Produce distribution for seniors brings more than food
Humana and its partners are bringing a living, breathing food and social support party to senior centers and provider offices near Detroit.
Population Health Leader Laura Garman worked with SharKar (pronounced share care) Farm to create a vibrant new mobile farm market that brings fresh produce to seniors who might not otherwise have the opportunity to shop for their groceries. While the newly-equipped van, featuring refrigeration and climb aboard shopping, was meant to meet immediate needs of residents, its stops have turned into more of a social affair.
“We have five locations and, now, we’re spending two to three hours at a stop,” Laura explained, noting that initially, only Humana had representatives there with well-being and benefit information.
Because Farm on the Move, accepts Supplemental Nutrition Assistance Program (SNAP) benefits as well as other forms of payment, two additional partners joined forces with SharKar and Humana in August, the National Kidney Foundation of Michigan and Michigan State University Extension, to support the clientele. So often, Laura said, seniors have trouble navigating the sign up process for SNAP benefits, so The National Kidney Foundation of Michigan staffs a table with Humana to assist low-income residents in enrolling.

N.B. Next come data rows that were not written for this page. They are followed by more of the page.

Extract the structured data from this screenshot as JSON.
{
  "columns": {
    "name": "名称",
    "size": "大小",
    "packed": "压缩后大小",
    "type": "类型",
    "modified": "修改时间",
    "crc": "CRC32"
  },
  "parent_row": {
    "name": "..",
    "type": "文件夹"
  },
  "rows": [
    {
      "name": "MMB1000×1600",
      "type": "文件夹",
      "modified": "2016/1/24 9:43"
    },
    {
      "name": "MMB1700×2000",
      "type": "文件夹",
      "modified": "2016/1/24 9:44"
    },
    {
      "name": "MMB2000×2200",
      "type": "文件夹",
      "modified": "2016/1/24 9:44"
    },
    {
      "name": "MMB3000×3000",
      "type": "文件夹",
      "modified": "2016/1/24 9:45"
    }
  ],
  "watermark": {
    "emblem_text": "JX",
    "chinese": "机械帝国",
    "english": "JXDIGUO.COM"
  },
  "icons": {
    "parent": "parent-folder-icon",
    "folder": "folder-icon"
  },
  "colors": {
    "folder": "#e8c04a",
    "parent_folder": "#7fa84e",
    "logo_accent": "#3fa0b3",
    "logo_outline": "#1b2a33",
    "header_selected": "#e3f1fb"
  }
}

Picking up where they leave off, Michigan State University Extension personnel then helps residents use the benefits and receive help from supplemental programs through the state or other entities. Senior center and provider office personnel aid residents in preparing for the market’s visit, to assure they have the documents they need.
Laura said the endeavor was an important way to be sure older adult community members who rely on food assistance could access fresh produce and nutritious ingredients as the mobile market.
“Usually, if they get a food box, they don’t have a choice as to what’s in it, so residents love the autonomy to pick out what they want,” Laura said. “And there’s the social aspect to it that makes it special. It is outside and it is in the open air, so it feels safe. People are chatting and we have the cast of characters there, so it becomes a carnival atmosphere with a grocery store in a parking lot.”
And it all started with a dedicated farmer and community leader with vision.
“Sharkar Farm has an incredible team that has a passion for feeding their customers quality produce they grow on their farm,” Laura said. “They have a loyal following and people are thrilled to have the ability to shop locally.”
SharKar Farmer owner Sharon Ostrowski and her family run their all-vegetable 10-acre farm in China, Mich. She said she believes the older adult community deserves the best – particularly in food and health care.
“I can do my part by bringing them the best fresh produce,” she said. “Studies have shown that fresh fruit and vegetables have many health benefits.”